 Swinbourne, J. M., Touyz, S. W. (2007). The co-morbidity of eating disorders and anxiety disorders: a review. European Eating Disorders Review, 15, 253-274.
 Levinson, C. A. et al. (2017). The core symptoms of bulimia nervosa, anxiety, and depression: a network analysis. Journal of Abnormal Psychology, 126:3, 340-354.
 Wiederman, M. W., Pryor, T. L. (2000). Body dissatisfaction, bulimia, and depression among women: the mediating role of drive for thinness. International Journal of Eating Disorders, 90-95.
 Levy, A., Dixon, K., and Stern, S. (1989). How are depression and bulimia related?

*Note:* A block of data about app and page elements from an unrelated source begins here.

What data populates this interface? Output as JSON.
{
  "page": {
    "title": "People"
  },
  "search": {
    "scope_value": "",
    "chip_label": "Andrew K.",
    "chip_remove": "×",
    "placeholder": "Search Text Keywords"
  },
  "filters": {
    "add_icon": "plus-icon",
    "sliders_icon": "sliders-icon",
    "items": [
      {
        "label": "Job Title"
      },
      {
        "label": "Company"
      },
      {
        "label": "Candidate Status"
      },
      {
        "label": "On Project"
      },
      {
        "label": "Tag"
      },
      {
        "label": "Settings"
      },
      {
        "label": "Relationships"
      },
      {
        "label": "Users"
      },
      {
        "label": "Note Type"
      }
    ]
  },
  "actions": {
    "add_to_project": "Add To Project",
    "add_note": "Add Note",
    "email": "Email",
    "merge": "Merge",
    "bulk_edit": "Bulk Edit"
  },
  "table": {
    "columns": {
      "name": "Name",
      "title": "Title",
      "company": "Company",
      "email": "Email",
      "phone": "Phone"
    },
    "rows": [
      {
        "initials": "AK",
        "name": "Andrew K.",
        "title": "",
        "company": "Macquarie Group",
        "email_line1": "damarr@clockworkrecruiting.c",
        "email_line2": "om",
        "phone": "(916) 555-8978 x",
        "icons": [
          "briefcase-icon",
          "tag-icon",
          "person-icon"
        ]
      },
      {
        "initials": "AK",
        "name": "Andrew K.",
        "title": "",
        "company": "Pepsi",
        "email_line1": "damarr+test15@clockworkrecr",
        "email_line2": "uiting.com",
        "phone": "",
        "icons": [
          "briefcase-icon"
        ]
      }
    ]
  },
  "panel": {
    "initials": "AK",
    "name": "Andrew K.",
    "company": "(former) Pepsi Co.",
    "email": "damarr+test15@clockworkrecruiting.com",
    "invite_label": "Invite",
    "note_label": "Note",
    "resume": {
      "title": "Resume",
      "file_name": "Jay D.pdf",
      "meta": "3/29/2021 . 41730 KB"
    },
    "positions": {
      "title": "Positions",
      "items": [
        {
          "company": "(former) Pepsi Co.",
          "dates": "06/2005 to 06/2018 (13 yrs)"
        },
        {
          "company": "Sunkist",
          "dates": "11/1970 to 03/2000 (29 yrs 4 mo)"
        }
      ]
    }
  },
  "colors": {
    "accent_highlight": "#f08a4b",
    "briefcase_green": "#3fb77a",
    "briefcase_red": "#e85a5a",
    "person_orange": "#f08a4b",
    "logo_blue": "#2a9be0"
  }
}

The American Journal of Psychiatry, 146:2, 162-168.
 Matthews, A., Lynn, S. J. (2008). Subclinical bulimia vs. depression in an interpersonal context. Eating Behaviors, 9, 509-512.
 Carbaugh, R. J., Sias, S. M. (2010). Comorbidity of bulimia nervosa and substance abuse: etiologies, treatment issues, and treatment approaches. Journal of Mental Health Counseling, 32:2, 125-138.

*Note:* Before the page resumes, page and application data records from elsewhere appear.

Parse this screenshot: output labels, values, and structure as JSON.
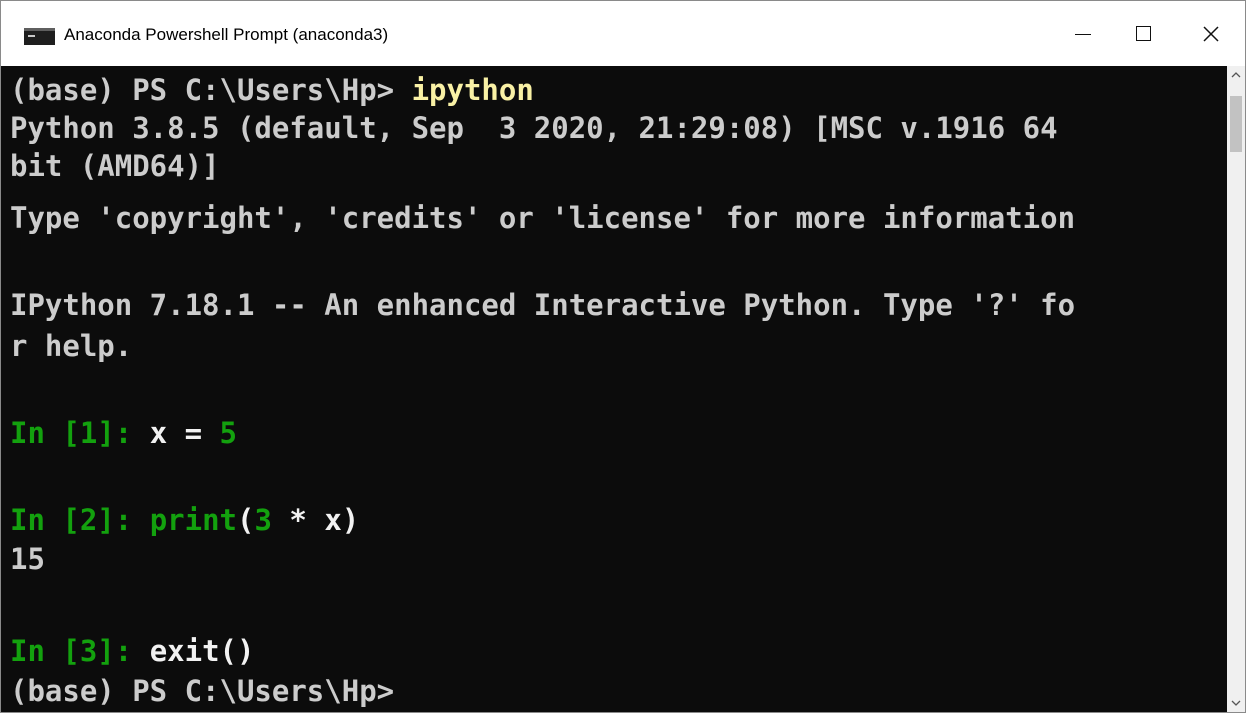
{
  "window": {
    "title": "Anaconda Powershell Prompt (anaconda3)"
  },
  "console": {
    "l1": {
      "prompt": "(base) PS C:\\Users\\Hp> ",
      "cmd": "ipython"
    },
    "l2": "Python 3.8.5 (default, Sep  3 2020, 21:29:08) [MSC v.1916 64",
    "l3": "bit (AMD64)]",
    "l4": "Type 'copyright', 'credits' or 'license' for more information",
    "l6": "IPython 7.18.1 -- An enhanced Interactive Python. Type '?' fo",
    "l7": "r help.",
    "in1": {
      "prompt": "In [1]: ",
      "code_a": "x = ",
      "code_b": "5"
    },
    "in2": {
      "prompt": "In [2]: ",
      "code_a": "print",
      "code_b": "(",
      "code_c": "3",
      "code_d": " * x)"
    },
    "out2": "15",
    "in3": {
      "prompt": "In [3]: ",
      "code_a": "exit()"
    },
    "final_prompt": "(base) PS C:\\Users\\Hp>"
  },
  "colors": {
    "console_bg": "#0c0c0c",
    "text": "#cccccc",
    "command": "#f9f1a5",
    "ipython_prompt": "#13a10e"
  },
  "icons": {
    "app": "console-window-icon",
    "minimize": "minimize-icon",
    "maximize": "maximize-icon",
    "close": "close-icon",
    "scroll_up": "chevron-up-icon",
    "scroll_down": "chevron-down-icon"
  }
}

The opinions and views of our guest contributors are shared to provide a broad perspective of eating disorders. These are not necessarily the views of Eating Disorder Hope, but an effort to offer discussion of various issues by different concerned individuals.
We at Eating Disorder Hope understand that eating disorders result from a combination of environmental and genetic factors. If you or a loved one are suffering from an eating disorder, please know that there is hope for you, and seek immediate professional help.
Published on October 11, 2017.
Reviewed By: Jacquelyn Ekern, MS, LPC on October 11, 2017.
Published on EatingDisorderHope.com